[Task data — start]
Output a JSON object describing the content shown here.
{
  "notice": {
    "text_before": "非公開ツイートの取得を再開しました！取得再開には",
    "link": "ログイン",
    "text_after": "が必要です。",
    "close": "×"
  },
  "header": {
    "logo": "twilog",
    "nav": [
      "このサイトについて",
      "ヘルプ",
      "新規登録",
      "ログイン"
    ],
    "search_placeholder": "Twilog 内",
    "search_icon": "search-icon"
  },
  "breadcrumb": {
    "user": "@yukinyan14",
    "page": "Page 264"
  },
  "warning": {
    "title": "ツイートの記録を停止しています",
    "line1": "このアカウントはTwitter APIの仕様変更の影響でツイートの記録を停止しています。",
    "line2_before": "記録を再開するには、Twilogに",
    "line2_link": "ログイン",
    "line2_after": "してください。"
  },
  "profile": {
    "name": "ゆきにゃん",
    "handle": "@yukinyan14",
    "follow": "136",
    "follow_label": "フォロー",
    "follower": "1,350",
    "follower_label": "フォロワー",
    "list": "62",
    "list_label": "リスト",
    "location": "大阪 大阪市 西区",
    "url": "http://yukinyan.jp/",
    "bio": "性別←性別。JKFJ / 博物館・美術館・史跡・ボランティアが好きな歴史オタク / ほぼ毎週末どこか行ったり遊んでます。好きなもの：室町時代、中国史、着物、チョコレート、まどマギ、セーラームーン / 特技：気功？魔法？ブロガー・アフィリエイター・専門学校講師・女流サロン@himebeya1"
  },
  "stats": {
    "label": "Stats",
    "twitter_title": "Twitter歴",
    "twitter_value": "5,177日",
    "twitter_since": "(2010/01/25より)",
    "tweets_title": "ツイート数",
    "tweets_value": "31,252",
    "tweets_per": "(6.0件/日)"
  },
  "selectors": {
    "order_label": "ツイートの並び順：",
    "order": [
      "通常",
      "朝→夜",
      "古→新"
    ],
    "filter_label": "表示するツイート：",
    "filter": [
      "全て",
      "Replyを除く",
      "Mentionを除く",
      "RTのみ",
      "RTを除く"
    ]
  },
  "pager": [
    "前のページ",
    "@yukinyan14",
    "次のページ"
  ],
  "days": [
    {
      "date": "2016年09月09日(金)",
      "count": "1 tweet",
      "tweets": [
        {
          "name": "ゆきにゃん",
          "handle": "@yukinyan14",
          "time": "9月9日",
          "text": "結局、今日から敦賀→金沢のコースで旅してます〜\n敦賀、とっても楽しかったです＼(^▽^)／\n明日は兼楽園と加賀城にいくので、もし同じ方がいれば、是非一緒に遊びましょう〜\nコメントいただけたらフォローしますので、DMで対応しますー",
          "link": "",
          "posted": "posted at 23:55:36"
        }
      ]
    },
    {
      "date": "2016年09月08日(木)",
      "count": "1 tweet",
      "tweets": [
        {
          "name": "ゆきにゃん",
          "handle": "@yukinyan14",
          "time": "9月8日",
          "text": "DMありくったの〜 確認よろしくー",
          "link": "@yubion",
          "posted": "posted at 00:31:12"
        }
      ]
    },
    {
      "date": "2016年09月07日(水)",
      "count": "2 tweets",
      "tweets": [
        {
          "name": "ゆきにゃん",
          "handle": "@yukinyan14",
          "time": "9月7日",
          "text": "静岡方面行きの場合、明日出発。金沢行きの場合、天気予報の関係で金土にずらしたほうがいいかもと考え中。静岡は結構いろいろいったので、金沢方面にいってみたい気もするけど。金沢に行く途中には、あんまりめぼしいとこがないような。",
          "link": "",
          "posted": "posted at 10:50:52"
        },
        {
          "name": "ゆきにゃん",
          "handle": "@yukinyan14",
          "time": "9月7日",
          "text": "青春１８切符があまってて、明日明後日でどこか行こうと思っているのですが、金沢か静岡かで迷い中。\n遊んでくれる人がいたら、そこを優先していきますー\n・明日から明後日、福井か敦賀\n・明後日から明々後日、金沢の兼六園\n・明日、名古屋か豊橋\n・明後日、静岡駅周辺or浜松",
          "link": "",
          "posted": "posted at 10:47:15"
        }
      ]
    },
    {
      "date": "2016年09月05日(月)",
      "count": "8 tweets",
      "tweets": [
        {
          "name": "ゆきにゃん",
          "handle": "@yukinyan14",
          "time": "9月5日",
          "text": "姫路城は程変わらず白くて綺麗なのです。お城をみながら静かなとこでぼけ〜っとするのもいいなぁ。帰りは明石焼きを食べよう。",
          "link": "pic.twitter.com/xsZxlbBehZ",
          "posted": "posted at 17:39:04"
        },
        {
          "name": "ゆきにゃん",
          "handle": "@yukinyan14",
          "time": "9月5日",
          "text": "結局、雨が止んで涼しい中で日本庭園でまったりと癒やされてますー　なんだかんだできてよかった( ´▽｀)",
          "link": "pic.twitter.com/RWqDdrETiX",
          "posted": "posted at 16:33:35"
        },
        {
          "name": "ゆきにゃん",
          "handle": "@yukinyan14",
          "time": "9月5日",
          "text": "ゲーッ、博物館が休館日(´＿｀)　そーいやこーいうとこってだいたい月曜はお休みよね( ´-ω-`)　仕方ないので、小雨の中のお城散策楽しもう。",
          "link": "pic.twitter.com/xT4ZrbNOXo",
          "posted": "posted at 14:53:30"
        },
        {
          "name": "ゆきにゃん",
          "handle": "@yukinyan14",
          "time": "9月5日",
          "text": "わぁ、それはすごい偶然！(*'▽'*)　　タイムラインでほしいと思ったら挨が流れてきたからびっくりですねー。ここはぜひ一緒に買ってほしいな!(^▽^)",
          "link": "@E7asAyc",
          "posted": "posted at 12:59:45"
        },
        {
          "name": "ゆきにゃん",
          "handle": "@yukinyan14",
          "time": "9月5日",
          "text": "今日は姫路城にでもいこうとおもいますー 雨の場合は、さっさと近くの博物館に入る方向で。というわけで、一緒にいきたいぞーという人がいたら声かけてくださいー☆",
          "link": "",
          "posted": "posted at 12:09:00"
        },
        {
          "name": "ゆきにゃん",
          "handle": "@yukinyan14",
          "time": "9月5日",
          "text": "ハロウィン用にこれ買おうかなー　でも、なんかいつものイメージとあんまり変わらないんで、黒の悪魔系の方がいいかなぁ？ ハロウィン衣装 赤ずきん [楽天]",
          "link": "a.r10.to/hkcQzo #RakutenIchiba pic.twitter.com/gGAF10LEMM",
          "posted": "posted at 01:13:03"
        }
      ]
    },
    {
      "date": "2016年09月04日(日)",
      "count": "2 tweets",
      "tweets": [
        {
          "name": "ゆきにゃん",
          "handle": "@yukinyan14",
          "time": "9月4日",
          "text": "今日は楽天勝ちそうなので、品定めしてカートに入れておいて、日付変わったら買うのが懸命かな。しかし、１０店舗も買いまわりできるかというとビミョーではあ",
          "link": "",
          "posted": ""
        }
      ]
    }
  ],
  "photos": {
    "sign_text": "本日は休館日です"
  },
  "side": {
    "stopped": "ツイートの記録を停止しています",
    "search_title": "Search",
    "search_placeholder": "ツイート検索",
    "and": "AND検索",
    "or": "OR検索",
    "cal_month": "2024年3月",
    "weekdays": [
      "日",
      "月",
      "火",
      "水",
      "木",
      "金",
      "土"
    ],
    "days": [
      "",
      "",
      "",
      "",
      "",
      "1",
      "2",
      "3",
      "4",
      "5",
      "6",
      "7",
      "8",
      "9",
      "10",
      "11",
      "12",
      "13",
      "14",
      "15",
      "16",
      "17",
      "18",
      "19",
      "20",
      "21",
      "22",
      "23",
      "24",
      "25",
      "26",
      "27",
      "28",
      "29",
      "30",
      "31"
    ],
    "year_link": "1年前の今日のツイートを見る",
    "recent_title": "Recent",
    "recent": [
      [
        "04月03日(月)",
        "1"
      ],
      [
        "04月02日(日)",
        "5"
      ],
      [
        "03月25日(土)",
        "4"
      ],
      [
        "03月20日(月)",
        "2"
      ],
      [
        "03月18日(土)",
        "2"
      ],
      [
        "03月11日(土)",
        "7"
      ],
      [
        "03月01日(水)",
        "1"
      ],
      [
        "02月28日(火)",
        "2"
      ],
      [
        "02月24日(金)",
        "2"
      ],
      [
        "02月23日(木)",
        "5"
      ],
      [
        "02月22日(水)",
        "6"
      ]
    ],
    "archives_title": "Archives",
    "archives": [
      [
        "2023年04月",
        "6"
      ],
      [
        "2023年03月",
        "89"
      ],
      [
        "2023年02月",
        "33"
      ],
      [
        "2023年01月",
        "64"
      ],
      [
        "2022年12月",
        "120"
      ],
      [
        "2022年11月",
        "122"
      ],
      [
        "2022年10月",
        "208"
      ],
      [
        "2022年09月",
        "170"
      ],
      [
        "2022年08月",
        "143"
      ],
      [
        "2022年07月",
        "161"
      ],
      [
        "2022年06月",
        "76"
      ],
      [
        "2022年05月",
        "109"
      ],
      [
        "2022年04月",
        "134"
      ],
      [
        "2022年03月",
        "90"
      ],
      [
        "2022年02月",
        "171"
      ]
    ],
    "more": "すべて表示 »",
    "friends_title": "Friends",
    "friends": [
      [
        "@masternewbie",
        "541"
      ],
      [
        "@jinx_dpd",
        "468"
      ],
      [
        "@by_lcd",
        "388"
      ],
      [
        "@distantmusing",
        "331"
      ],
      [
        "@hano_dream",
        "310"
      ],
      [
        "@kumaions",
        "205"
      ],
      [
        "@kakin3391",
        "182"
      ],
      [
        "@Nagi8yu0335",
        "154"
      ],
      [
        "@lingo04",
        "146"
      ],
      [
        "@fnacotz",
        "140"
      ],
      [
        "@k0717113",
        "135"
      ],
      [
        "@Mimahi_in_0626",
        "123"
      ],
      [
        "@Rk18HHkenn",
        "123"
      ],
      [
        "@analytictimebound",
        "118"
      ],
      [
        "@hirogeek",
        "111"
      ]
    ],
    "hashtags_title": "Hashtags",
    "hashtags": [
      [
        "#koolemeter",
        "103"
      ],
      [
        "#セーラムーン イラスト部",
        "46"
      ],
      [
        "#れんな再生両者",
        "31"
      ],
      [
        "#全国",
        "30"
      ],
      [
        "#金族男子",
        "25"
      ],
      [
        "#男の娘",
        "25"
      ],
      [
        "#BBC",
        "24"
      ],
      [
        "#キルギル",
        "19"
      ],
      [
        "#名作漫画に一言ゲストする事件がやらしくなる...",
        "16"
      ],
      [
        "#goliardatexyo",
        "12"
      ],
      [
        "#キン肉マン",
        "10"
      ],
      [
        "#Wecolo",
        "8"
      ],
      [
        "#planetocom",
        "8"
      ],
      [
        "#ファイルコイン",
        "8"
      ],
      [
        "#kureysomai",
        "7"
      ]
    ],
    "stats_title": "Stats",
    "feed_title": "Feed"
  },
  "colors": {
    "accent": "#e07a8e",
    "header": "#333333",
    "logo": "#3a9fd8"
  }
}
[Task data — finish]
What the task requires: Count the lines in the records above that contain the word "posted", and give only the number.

Response to this exercise: 11